6 ideas
13463 | There are at least as many infinite cardinals as transfinite ordinals (because they will map) [Hart,WD] |
Full Idea: Since we can map the transfinite ordinals one-one into the infinite cardinals, there are at least as many infinite cardinals as transfinite ordinals. | |
From: William D. Hart (The Evolution of Logic [2010], 1) |
13491 | The axiom of infinity with separation gives a least limit ordinal ω [Hart,WD] |
Full Idea: The axiom of infinity with separation yields a least limit ordinal, which is called ω. | |
From: William D. Hart (The Evolution of Logic [2010], 3) |
13492 | Von Neumann's ordinals generalise into the transfinite better, because Zermelo's ω is a singleton [Hart,WD] |
Full Idea: It is easier to generalize von Neumann's finite ordinals into the transfinite. All Zermelo's nonzero finite ordinals are singletons, but if ω were a singleton it is hard to see how if could fail to be the successor of its member and so not a limit. | |

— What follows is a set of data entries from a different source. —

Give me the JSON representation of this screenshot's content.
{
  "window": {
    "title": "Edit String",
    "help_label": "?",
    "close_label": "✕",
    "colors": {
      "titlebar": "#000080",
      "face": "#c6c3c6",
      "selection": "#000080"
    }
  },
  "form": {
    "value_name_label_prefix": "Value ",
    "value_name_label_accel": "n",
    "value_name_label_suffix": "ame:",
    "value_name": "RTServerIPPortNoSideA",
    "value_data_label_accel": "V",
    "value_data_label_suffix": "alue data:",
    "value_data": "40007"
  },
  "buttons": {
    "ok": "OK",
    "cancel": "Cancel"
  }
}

From: William D. Hart (The Evolution of Logic [2010], 3) |
13459 | The less-than relation < well-orders, and partially orders, and totally orders the ordinal numbers [Hart,WD] |
Full Idea: We can show (using the axiom of choice) that the less-than relation, <, well-orders the ordinals, ...and that it partially orders the ordinals, ...and that it totally orders the ordinals. | |
From: William D. Hart (The Evolution of Logic [2010], 1) |
13446 | 19th century arithmetization of analysis isolated the real numbers from geometry [Hart,WD] |
Full Idea: The real numbers were not isolated from geometry until the arithmetization of analysis during the nineteenth century. | |
From: William D. Hart (The Evolution of Logic [2010], 1) |
13509 | We can establish truths about infinite numbers by means of induction [Hart,WD] |
Full Idea: Mathematical induction is a way to establish truths about the infinity of natural numbers by a finite proof. | |
From: William D. Hart (The Evolution of Logic [2010], 5) | |
A reaction: If there are truths about infinities, it is very tempting to infer that the infinities must therefore 'exist'. A nice, and large, question in philosophy is whether there can be truths without corresponding implications of existence. |